*Task details*:
Filter the records down to the lines that hold the word "JSON", and copy each of those lines.
■ ■ ■
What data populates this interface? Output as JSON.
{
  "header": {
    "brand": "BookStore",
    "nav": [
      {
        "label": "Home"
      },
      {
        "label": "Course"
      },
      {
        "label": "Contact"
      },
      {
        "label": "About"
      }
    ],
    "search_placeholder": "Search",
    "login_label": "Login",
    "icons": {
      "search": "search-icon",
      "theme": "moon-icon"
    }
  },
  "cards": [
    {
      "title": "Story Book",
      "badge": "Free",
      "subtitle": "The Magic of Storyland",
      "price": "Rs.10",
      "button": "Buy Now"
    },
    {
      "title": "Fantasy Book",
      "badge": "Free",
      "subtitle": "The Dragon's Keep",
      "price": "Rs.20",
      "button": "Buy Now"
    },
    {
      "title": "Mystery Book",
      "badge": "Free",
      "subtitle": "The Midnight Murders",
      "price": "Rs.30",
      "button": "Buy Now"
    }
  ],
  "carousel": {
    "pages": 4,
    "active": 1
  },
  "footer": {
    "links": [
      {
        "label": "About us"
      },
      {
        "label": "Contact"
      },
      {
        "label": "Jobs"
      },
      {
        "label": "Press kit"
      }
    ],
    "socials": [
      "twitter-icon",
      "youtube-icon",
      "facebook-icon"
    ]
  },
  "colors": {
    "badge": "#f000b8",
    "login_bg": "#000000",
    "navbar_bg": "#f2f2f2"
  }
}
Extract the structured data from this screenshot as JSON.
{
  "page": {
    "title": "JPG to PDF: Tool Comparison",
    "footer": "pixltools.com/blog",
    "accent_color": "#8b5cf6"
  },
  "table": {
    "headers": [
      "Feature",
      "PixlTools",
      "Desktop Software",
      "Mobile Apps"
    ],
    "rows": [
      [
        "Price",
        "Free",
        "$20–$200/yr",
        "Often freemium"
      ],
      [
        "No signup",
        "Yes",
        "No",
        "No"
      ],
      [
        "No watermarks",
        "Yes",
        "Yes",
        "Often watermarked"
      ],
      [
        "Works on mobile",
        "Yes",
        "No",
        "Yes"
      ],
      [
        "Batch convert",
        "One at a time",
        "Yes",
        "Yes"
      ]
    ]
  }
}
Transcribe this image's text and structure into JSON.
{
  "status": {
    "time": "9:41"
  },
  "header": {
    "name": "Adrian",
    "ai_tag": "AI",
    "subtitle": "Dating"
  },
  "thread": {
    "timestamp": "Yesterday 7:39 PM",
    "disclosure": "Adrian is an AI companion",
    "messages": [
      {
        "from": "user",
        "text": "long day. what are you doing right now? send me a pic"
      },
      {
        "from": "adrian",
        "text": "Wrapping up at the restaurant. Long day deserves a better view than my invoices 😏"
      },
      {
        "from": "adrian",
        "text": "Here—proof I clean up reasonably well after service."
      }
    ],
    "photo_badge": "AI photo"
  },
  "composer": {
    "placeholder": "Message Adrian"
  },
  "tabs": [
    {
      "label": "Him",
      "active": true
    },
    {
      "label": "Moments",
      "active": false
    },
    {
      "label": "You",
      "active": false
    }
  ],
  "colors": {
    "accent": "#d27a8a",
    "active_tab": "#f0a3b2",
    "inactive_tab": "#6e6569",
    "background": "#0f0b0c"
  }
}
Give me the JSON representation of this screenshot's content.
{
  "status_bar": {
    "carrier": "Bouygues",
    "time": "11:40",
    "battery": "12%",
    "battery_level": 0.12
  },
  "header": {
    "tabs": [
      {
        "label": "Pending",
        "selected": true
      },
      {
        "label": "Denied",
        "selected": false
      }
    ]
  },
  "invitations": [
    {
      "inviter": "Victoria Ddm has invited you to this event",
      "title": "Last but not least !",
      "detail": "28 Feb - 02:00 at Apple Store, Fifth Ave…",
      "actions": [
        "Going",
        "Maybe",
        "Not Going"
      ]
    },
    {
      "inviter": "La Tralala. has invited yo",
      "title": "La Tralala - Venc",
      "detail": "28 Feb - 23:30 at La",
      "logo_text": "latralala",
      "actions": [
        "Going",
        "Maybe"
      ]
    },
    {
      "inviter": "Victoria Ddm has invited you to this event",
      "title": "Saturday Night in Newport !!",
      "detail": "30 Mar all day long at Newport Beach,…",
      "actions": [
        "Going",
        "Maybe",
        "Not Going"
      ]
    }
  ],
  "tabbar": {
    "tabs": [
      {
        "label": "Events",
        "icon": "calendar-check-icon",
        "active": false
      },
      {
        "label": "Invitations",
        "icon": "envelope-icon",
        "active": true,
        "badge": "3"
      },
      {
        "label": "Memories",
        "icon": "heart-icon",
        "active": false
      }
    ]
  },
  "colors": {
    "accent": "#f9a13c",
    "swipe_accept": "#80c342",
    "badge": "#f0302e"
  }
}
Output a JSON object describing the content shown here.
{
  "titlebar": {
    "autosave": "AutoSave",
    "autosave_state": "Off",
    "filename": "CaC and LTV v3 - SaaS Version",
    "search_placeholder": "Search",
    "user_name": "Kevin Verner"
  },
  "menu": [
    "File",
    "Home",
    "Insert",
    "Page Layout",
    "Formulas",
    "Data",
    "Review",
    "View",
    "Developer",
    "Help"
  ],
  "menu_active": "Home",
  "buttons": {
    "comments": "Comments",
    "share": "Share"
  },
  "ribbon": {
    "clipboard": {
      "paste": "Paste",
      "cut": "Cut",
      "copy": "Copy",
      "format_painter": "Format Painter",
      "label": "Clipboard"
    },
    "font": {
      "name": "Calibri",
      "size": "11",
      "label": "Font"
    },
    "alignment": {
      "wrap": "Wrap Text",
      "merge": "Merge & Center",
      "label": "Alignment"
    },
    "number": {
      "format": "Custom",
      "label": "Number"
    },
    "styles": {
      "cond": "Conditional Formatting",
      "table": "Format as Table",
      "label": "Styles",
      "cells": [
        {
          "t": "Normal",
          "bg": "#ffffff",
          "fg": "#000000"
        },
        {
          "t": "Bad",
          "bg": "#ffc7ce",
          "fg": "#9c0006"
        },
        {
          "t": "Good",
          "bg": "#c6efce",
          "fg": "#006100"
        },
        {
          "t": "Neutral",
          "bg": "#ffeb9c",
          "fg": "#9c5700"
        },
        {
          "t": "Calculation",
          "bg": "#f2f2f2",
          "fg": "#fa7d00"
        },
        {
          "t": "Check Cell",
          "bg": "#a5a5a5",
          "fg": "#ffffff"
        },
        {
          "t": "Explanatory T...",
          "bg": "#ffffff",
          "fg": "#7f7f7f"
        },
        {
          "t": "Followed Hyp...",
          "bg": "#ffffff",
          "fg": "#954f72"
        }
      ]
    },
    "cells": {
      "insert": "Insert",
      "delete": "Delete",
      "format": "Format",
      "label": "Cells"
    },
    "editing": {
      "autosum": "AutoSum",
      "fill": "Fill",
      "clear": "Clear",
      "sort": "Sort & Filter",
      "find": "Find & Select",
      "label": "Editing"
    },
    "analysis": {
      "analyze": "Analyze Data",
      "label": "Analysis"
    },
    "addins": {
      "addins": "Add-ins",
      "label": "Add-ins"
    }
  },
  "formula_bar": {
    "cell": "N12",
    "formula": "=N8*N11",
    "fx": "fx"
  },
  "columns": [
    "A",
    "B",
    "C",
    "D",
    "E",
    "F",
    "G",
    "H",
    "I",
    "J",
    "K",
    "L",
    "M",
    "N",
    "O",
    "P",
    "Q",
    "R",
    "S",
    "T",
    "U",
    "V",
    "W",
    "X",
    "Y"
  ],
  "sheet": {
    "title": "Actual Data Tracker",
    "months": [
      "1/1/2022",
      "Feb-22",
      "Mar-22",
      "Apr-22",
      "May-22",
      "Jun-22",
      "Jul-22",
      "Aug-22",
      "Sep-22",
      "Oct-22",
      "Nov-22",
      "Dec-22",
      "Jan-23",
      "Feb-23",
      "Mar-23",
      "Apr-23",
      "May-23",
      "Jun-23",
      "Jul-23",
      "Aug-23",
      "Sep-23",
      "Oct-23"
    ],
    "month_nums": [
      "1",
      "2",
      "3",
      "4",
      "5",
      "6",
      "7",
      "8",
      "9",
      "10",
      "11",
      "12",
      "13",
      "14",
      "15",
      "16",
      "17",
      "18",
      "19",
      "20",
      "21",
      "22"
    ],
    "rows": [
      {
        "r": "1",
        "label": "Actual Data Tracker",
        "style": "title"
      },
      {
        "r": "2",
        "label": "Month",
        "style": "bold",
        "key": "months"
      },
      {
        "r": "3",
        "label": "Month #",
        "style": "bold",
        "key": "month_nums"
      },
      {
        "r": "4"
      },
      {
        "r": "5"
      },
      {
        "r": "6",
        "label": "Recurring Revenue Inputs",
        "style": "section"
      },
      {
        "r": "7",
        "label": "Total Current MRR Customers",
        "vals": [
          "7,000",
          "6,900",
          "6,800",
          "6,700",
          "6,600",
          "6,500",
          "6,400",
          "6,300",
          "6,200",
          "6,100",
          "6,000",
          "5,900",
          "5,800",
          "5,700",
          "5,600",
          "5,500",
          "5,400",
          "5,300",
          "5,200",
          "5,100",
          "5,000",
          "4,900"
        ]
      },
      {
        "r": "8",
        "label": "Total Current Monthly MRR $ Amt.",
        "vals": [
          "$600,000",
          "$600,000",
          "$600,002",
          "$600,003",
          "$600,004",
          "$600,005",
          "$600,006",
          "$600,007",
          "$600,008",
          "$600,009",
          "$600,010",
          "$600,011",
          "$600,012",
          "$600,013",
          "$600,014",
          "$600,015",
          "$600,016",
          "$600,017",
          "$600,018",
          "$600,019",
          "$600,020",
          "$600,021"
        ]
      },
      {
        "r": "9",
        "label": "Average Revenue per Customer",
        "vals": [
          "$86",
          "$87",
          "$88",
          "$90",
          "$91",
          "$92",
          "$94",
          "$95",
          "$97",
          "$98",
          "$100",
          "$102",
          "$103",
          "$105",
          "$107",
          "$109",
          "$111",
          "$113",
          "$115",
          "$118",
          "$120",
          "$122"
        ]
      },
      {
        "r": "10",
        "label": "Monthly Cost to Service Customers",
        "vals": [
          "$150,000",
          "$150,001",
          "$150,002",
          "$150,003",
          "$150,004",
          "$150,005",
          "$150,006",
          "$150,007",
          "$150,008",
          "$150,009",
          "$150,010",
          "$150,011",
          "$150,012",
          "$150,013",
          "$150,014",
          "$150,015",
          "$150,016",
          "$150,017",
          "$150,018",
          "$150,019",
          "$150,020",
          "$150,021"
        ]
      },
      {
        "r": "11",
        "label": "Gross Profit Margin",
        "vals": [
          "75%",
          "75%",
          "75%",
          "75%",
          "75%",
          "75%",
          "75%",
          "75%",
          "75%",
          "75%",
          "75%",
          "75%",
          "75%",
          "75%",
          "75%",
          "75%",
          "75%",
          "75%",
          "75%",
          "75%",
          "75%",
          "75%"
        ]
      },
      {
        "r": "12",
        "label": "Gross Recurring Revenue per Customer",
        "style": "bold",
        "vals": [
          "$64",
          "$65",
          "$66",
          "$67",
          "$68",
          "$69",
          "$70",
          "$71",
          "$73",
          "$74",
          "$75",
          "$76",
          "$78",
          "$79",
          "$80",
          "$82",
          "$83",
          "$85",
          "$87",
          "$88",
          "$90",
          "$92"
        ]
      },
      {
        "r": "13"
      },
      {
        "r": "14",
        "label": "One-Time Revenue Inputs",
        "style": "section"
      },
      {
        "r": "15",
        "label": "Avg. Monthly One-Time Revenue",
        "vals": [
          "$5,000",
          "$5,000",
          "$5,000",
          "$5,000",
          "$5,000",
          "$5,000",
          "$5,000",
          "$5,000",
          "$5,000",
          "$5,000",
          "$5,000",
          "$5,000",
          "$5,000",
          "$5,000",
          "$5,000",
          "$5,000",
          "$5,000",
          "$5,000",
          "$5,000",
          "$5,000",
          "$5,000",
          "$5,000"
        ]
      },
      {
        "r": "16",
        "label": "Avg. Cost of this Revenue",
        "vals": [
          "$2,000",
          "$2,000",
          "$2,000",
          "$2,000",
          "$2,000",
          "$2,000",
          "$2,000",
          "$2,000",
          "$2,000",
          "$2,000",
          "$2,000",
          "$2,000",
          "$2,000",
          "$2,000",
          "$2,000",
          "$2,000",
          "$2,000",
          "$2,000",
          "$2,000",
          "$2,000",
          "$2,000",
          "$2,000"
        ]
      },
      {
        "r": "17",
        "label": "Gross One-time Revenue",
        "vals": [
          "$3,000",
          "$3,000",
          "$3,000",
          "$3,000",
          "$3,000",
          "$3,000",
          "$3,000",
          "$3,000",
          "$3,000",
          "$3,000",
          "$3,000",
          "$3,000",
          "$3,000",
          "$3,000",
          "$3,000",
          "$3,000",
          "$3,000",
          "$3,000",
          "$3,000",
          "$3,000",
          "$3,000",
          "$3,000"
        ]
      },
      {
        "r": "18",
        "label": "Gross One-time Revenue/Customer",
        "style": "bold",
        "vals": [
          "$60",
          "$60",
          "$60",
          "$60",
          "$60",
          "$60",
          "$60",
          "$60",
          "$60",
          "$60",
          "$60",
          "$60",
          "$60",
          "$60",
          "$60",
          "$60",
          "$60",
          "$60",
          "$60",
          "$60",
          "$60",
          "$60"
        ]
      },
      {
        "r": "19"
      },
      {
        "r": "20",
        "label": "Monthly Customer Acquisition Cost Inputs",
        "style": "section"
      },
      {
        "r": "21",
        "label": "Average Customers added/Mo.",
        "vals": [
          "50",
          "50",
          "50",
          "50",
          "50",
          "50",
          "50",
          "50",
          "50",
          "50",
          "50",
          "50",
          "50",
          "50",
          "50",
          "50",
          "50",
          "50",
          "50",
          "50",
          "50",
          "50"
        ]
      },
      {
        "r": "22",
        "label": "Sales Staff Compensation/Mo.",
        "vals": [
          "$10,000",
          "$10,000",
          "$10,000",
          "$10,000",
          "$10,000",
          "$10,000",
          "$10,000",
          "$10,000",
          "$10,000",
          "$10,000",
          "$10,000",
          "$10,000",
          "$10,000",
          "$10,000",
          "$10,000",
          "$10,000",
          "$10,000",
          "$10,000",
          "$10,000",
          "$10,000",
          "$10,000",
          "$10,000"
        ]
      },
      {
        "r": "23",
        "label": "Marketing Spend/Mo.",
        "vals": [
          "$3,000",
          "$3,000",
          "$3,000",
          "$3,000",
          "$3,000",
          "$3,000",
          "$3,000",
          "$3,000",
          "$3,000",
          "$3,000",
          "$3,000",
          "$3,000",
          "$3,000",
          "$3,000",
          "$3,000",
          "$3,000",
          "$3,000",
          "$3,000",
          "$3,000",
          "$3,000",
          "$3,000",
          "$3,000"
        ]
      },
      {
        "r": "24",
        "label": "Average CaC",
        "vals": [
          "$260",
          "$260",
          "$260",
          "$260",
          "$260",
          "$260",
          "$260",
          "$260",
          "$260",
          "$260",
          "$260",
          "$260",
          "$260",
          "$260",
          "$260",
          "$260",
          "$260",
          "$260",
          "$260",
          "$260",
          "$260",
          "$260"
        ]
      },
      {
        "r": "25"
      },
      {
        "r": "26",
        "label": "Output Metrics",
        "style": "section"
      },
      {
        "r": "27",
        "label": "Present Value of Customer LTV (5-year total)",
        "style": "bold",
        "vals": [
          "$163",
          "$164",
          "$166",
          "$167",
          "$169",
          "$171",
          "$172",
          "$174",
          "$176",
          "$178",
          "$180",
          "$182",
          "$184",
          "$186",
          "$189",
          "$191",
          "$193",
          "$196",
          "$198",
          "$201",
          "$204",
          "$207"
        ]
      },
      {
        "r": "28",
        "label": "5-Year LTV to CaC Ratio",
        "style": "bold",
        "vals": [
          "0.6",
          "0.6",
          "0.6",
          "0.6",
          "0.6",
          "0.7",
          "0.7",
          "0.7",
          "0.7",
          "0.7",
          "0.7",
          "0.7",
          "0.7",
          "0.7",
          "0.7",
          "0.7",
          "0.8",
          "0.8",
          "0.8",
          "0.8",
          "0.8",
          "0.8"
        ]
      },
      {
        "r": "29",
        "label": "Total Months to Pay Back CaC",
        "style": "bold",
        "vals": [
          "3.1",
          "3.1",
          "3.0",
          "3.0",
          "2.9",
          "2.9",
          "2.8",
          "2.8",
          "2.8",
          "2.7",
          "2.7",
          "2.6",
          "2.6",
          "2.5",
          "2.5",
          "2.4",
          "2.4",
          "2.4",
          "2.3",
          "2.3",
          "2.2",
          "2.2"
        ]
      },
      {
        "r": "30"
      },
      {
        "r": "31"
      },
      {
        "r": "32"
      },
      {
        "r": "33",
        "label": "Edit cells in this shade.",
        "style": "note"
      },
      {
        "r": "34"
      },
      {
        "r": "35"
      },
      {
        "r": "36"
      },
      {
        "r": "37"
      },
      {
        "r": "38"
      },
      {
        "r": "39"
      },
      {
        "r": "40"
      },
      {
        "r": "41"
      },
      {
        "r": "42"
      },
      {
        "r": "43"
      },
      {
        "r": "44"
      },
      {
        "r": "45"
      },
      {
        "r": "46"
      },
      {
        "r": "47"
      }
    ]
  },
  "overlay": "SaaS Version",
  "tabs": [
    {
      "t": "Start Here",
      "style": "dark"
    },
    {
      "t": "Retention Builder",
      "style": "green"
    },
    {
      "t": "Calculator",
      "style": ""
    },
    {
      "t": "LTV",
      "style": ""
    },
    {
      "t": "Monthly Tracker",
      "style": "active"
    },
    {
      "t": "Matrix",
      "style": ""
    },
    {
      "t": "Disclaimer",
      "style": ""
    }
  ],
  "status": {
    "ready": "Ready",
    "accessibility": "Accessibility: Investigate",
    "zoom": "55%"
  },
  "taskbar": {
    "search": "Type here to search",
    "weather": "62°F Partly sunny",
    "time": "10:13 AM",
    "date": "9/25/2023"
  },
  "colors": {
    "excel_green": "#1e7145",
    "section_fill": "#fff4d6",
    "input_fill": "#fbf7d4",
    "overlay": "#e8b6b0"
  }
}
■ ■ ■
*Your response*:
What data populates this interface? Output as JSON.
Extract the structured data from this screenshot as JSON.
Transcribe this image's text and structure into JSON.
Give me the JSON representation of this screenshot's content.
Output a JSON object describing the content shown here.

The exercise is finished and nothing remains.